> Problem details
For each record that follows, give it back exactly, with no pictures included.

Items from a data source

┄┄┄┄┄┄┄┄┄┄

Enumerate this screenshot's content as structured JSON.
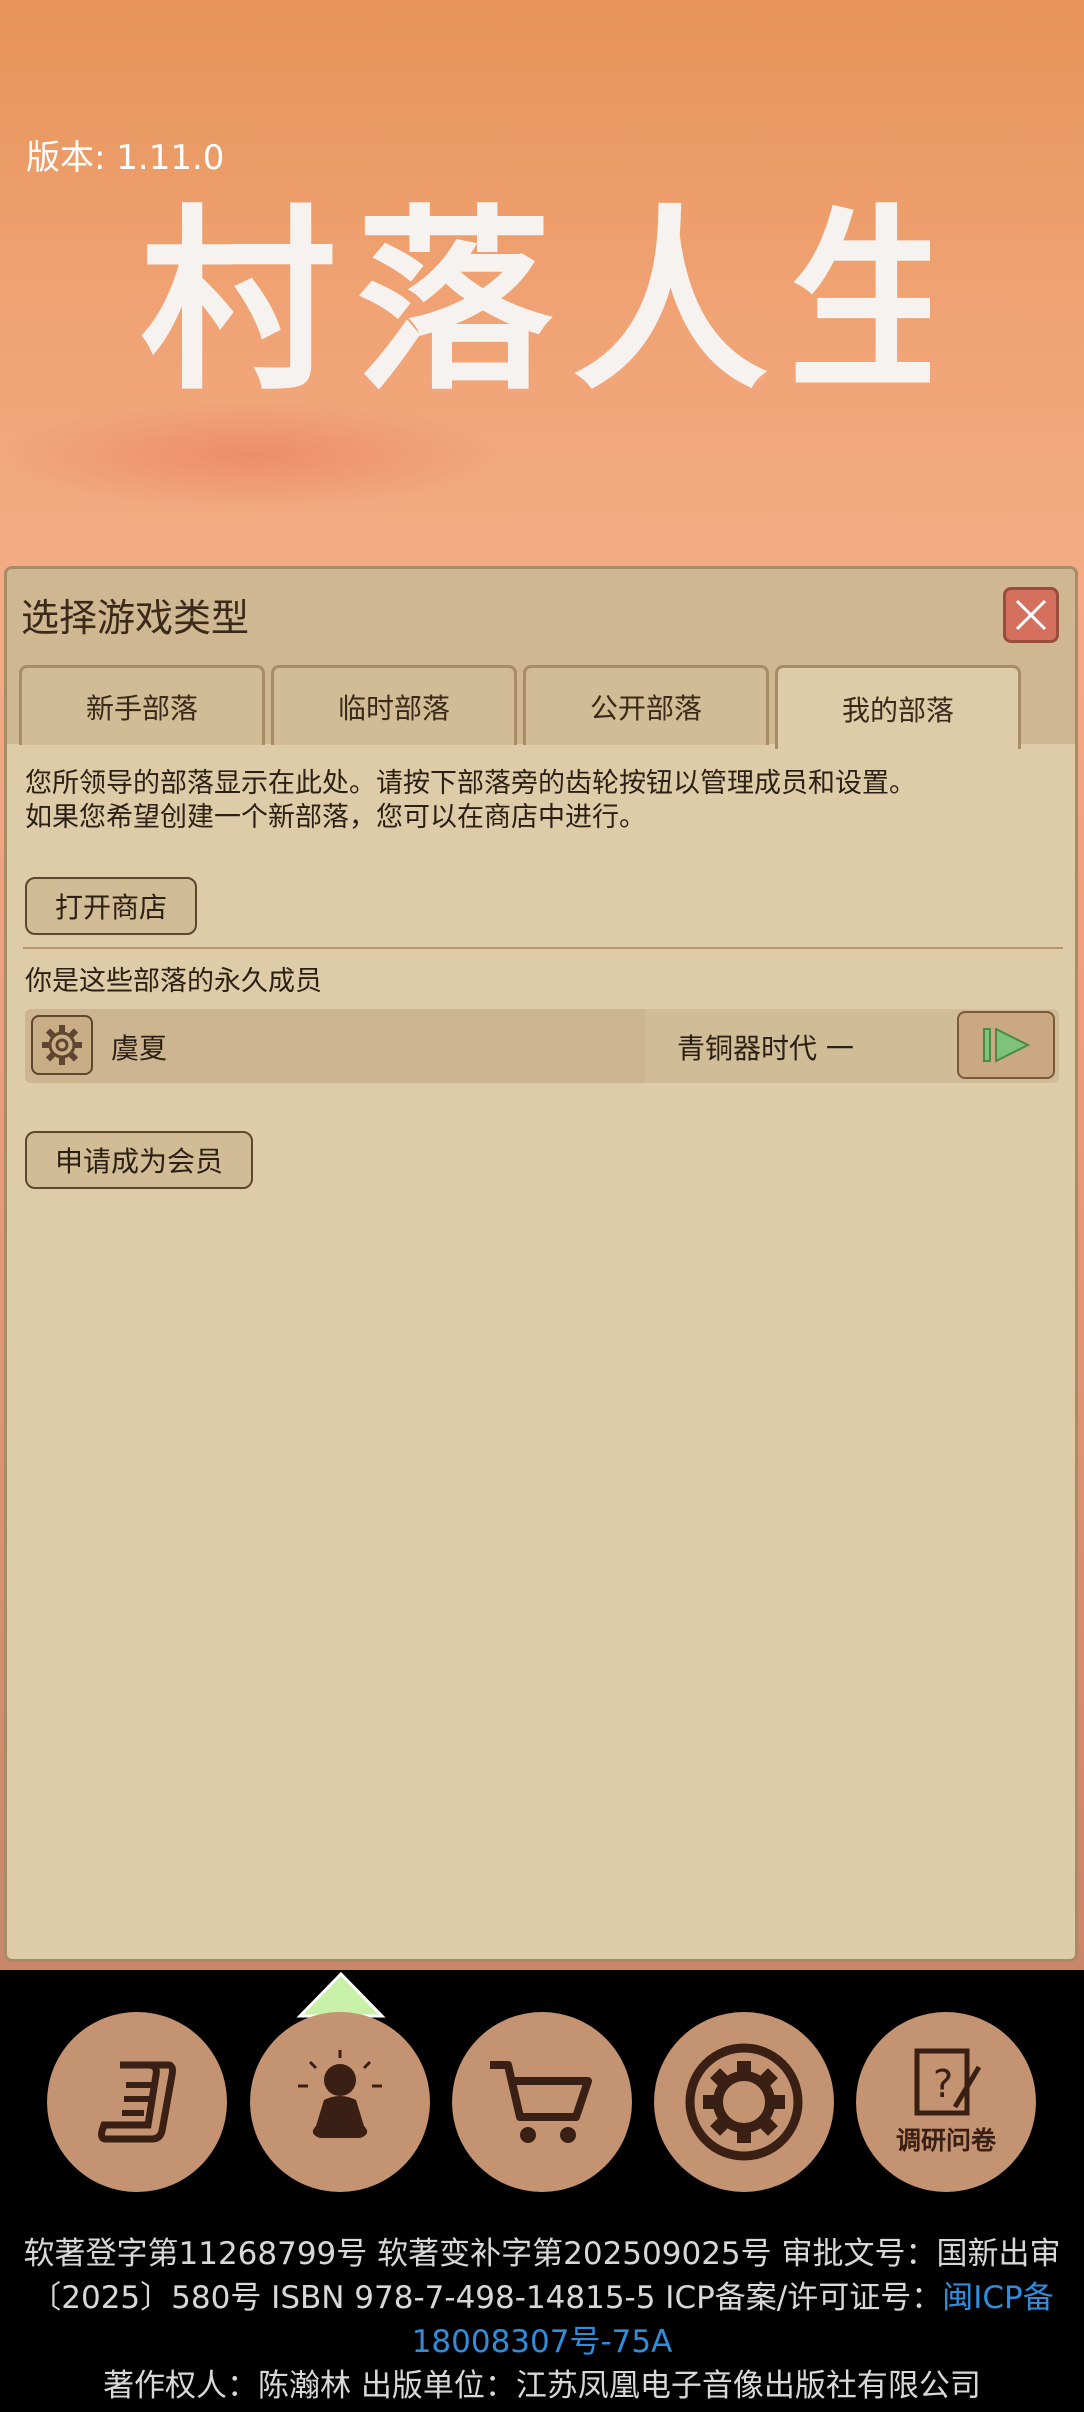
{
  "version_text": "版本: 1.11.0",
  "logo_text": "村落人生",
  "dialog": {
    "title": "选择游戏类型",
    "tabs": [
      {
        "label": "新手部落",
        "active": false
      },
      {
        "label": "临时部落",
        "active": false
      },
      {
        "label": "公开部落",
        "active": false
      },
      {
        "label": "我的部落",
        "active": true
      }
    ],
    "description_line1": "您所领导的部落显示在此处。请按下部落旁的齿轮按钮以管理成员和设置。",
    "description_line2": "如果您希望创建一个新部落，您可以在商店中进行。",
    "open_shop_label": "打开商店",
    "members_label": "你是这些部落的永久成员",
    "tribes": [
      {
        "name": "虞夏",
        "era": "青铜器时代 一"
      }
    ],
    "apply_member_label": "申请成为会员"
  },
  "dock": [
    {
      "name": "scroll-icon"
    },
    {
      "name": "meditation-icon"
    },
    {
      "name": "cart-icon"
    },
    {
      "name": "settings-icon"
    },
    {
      "name": "survey-icon",
      "label": "调研问卷"
    }
  ],
  "footer": {
    "line1": "软著登字第11268799号 软著变补字第202509025号 审批文号：国新出审",
    "line2_text": "〔2025〕580号 ISBN 978-7-498-14815-5 ICP备案/许可证号：",
    "line2_link": "闽ICP备",
    "line3_link": "18008307号-75A",
    "line4": "著作权人：陈瀚林 出版单位：江苏凤凰电子音像出版社有限公司"
  },
  "colors": {
    "panel_bg": "#decca9",
    "close_btn": "#d5705e",
    "dock_circle": "#c49371",
    "link": "#2f8ddb"
  }
}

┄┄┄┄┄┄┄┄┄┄

> Completed task
Enumerate this screenshot's content as structured JSON.
{
  "version_text": "版本: 1.11.0",
  "logo_text": "村落人生",
  "dialog": {
    "title": "选择游戏类型",
    "tabs": [
      {
        "label": "新手部落",
        "active": false
      },
      {
        "label": "临时部落",
        "active": false
      },
      {
        "label": "公开部落",
        "active": false
      },
      {
        "label": "我的部落",
        "active": true
      }
    ],
    "description_line1": "您所领导的部落显示在此处。请按下部落旁的齿轮按钮以管理成员和设置。",
    "description_line2": "如果您希望创建一个新部落，您可以在商店中进行。",
    "open_shop_label": "打开商店",
    "members_label": "你是这些部落的永久成员",
    "tribes": [
      {
        "name": "虞夏",
        "era": "青铜器时代 一"
      }
    ],
    "apply_member_label": "申请成为会员"
  },
  "dock": [
    {
      "name": "scroll-icon"
    },
    {
      "name": "meditation-icon"
    },
    {
      "name": "cart-icon"
    },
    {
      "name": "settings-icon"
    },
    {
      "name": "survey-icon",
      "label": "调研问卷"
    }
  ],
  "footer": {
    "line1": "软著登字第11268799号 软著变补字第202509025号 审批文号：国新出审",
    "line2_text": "〔2025〕580号 ISBN 978-7-498-14815-5 ICP备案/许可证号：",
    "line2_link": "闽ICP备",
    "line3_link": "18008307号-75A",
    "line4": "著作权人：陈瀚林 出版单位：江苏凤凰电子音像出版社有限公司"
  },
  "colors": {
    "panel_bg": "#decca9",
    "close_btn": "#d5705e",
    "dock_circle": "#c49371",
    "link": "#2f8ddb"
  }
}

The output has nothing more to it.